A group of Tampa Bay area architects, designers, artists and creators want to stimulate your mind and body through interactive displays in downtown Tampa. Whoa. Say it’s so!
The Urban Conga in downtown Tampa isn’t talking about a typical public art display. The installations they spin out of their minds are interactive, attracting people into spaces and places where they otherwise wouldn’t think to visit.
One recent display, “Projecting Fun,” used a Kinect game, which responds to the body’s movements, projected onto a five-story abandoned wagon wheel building on Franklin Street. Imagine that. Your body dancing lights and sounds across the Tampa skyline. The event was so much fun, people are clamoring for more.
The Line Starts Here
The idea behind The Urban Conga was sparked by four students at the University of South Florida School of Architecture and Community Design who share a passion to make downtown Tampa, and ultimately other communities, more accessible and approachable.
“There’s so much there in Tampa” says Ryan Swanson, co-founder of The Urban Conga. “It’s not about building more, but showing people what’s already there and making them notice how awesome Tampa really is.”
Swanson moved to Tampa seven years ago to attend USF. While living in the neighborhoods around USF, he never discovered a reason to visit downtown Tampa. When he moved to the Tampa Heights neighborhood just north of downtown, he realized what a treasure the rest of Tampa really is. “I kind of fell in love with Tampa at that point.”
The group places the installations in unused and overlooked urban spaces, such as alleyways or parking lots, with the idea of enhancing the beauty of what others may consider ordinary — or even scary. The goal is for people to stop and see what’s there, rather than just scurrying by.
“We all enjoy making things. We want to bring those things into downtown and share them with people, to help people have some fun while they’re there,” says Swanson.
Expanding Near And Far
Future ideas include “Color Code Bench,” a public bench that doubles as a musical instrument, allowing people to play notes with each bench pillar. Another project in the works is “The I.C.U. Project,” an interactive wall that tracks peoples movement as they react to it.

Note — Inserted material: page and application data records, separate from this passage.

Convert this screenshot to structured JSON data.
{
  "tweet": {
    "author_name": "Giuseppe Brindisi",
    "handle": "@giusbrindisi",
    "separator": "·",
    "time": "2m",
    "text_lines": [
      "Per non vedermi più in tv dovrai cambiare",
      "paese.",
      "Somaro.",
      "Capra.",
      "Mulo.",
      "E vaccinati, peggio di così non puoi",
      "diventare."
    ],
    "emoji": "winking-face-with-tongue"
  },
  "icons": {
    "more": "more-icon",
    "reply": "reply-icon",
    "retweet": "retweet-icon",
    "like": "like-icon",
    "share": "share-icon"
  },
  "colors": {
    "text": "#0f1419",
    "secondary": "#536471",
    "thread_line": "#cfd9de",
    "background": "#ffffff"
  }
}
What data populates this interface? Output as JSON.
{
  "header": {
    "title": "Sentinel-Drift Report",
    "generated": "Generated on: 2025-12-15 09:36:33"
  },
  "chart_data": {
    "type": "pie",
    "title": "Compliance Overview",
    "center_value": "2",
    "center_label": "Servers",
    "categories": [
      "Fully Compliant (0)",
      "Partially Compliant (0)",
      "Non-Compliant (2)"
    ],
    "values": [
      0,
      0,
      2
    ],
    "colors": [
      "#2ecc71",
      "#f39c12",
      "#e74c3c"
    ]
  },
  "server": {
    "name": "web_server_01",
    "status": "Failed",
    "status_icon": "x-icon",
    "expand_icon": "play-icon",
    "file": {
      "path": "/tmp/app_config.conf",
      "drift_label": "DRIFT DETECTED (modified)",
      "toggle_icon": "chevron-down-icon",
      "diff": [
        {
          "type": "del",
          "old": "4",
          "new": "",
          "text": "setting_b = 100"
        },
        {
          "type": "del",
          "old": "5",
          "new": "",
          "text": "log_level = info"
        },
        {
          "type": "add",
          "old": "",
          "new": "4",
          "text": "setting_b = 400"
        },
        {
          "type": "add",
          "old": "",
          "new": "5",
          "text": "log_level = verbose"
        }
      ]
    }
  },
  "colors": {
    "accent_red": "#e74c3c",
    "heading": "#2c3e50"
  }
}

The group is open to ideas, collaborations and partnerships; anyone interested can join the conga line.
Although they’re starting with Tampa, the long-term goal is to expand the project to different cities across the U.S.